*** DATA SECTION ***

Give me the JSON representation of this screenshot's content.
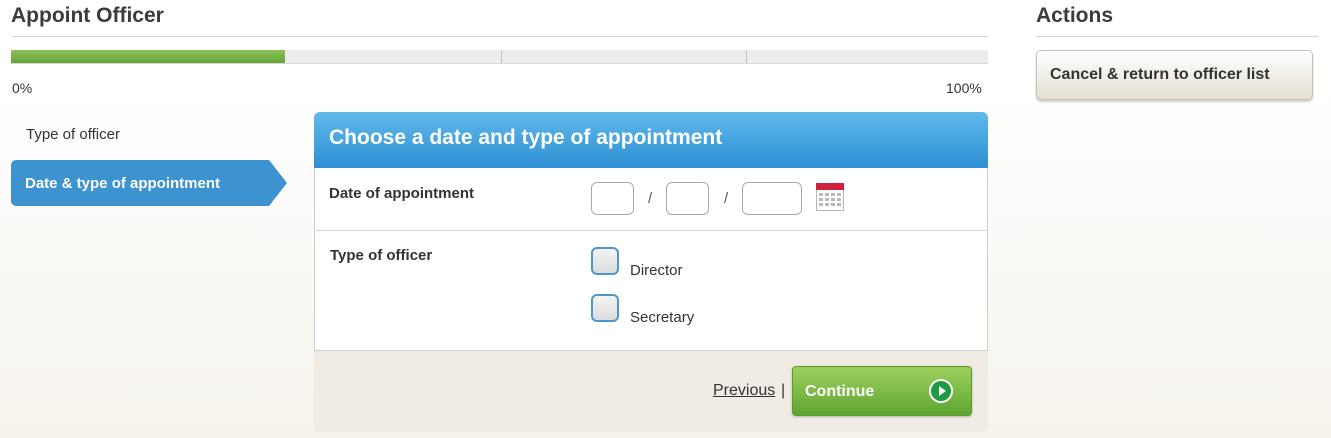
{
  "page_title": "Appoint Officer",
  "progress": {
    "value_percent": 28,
    "start_label": "0%",
    "end_label": "100%",
    "fill_color": "#7ab648"
  },
  "steps": [
    {
      "label": "Type of officer",
      "active": false
    },
    {
      "label": "Date & type of appointment",
      "active": true
    }
  ],
  "form": {
    "header": "Choose a date and type of appointment",
    "date": {
      "label": "Date of appointment",
      "day": "",
      "month": "",
      "year": "",
      "separator": "/",
      "calendar_icon": "calendar-icon"
    },
    "officer_type": {
      "label": "Type of officer",
      "options": [
        {
          "label": "Director",
          "checked": false
        },
        {
          "label": "Secretary",
          "checked": false
        }
      ]
    },
    "previous_label": "Previous",
    "separator": "|",
    "continue_label": "Continue"
  },
  "actions": {
    "title": "Actions",
    "cancel_label": "Cancel & return to officer list"
  },
  "colors": {
    "accent_blue": "#3d92d0",
    "continue_green": "#6fb23e"
  }
}
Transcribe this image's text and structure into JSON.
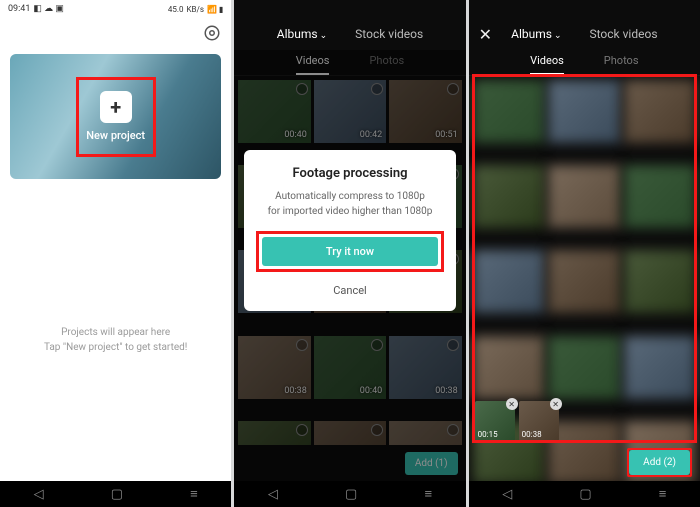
{
  "status": {
    "time": "09:41",
    "net": "45.0",
    "unit": "KB/s"
  },
  "screen1": {
    "new_project": "New project",
    "empty_line1": "Projects will appear here",
    "empty_line2": "Tap \"New project\" to get started!"
  },
  "topbar": {
    "albums": "Albums",
    "stock": "Stock videos",
    "sub_videos": "Videos",
    "sub_photos": "Photos"
  },
  "grid2": {
    "durations": [
      "00:40",
      "00:42",
      "00:51",
      "",
      "",
      "",
      "",
      "",
      "",
      "00:38",
      "00:40",
      "00:38",
      "",
      "",
      ""
    ]
  },
  "dialog": {
    "title": "Footage processing",
    "msg_l1": "Automatically compress to 1080p",
    "msg_l2": "for imported video higher than 1080p",
    "try": "Try it now",
    "cancel": "Cancel"
  },
  "addbar2": {
    "label": "Add (1)"
  },
  "addbar3": {
    "label": "Add (2)"
  },
  "selected": [
    {
      "dur": "00:15"
    },
    {
      "dur": "00:38"
    }
  ]
}
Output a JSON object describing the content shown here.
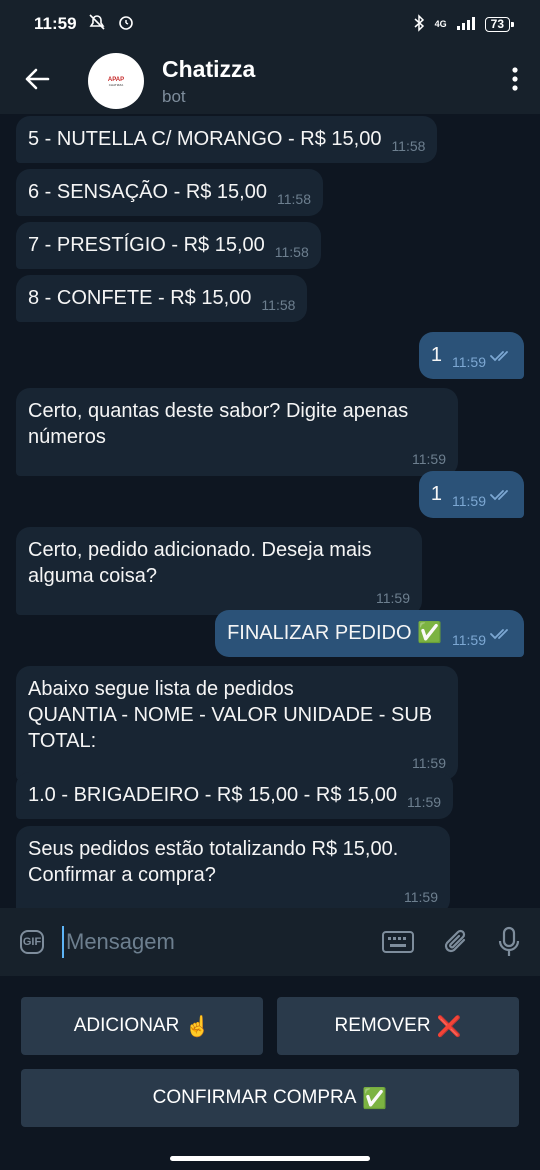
{
  "status_bar": {
    "time": "11:59",
    "network": "4G",
    "battery": "73"
  },
  "header": {
    "title": "Chatizza",
    "subtitle": "bot",
    "avatar_logo": "APAP",
    "avatar_brand": "CHATIZZA"
  },
  "messages": [
    {
      "text": "5 - NUTELLA C/ MORANGO - R$ 15,00",
      "time": "11:58",
      "dir": "in"
    },
    {
      "text": "6 - SENSAÇÃO - R$ 15,00",
      "time": "11:58",
      "dir": "in"
    },
    {
      "text": "7 - PRESTÍGIO - R$ 15,00",
      "time": "11:58",
      "dir": "in"
    },
    {
      "text": "8 - CONFETE - R$ 15,00",
      "time": "11:58",
      "dir": "in"
    },
    {
      "text": "1",
      "time": "11:59",
      "dir": "out"
    },
    {
      "text": "Certo, quantas deste sabor? Digite apenas\nnúmeros",
      "time": "11:59",
      "dir": "in"
    },
    {
      "text": "1",
      "time": "11:59",
      "dir": "out"
    },
    {
      "text": "Certo, pedido adicionado. Deseja mais\nalguma coisa?",
      "time": "11:59",
      "dir": "in"
    },
    {
      "text": "FINALIZAR PEDIDO ✅",
      "time": "11:59",
      "dir": "out"
    },
    {
      "text": "Abaixo segue lista de pedidos\nQUANTIA - NOME - VALOR UNIDADE - SUB\nTOTAL:",
      "time": "11:59",
      "dir": "in"
    },
    {
      "text": "1.0 - BRIGADEIRO - R$ 15,00 - R$ 15,00",
      "time": "11:59",
      "dir": "in"
    },
    {
      "text": "Seus pedidos estão totalizando R$ 15,00.\nConfirmar a compra?",
      "time": "11:59",
      "dir": "in"
    }
  ],
  "input": {
    "gif_label": "GIF",
    "placeholder": "Mensagem"
  },
  "keyboard": {
    "add_label": "ADICIONAR",
    "add_emoji": "☝️",
    "remove_label": "REMOVER",
    "remove_emoji": "❌",
    "confirm_label": "CONFIRMAR COMPRA",
    "confirm_emoji": "✅"
  },
  "icons": [
    "back-arrow-icon",
    "more-vertical-icon",
    "keyboard-icon",
    "paperclip-icon",
    "microphone-icon",
    "double-check-icon",
    "bluetooth-icon",
    "signal-icon",
    "battery-icon",
    "alarm-icon",
    "mute-icon"
  ],
  "colors": {
    "background": "#0e1621",
    "header": "#17212b",
    "incoming_bubble": "#182533",
    "outgoing_bubble": "#2b5278",
    "button": "#2a3a4b",
    "accent": "#5eb5f7"
  }
}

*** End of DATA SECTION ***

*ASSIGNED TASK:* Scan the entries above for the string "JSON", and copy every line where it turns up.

*SOLUTION BELOW:*
Give me the JSON representation of this screenshot's content.
Transcribe this image's text and structure into JSON.
Output a JSON object describing the content shown here.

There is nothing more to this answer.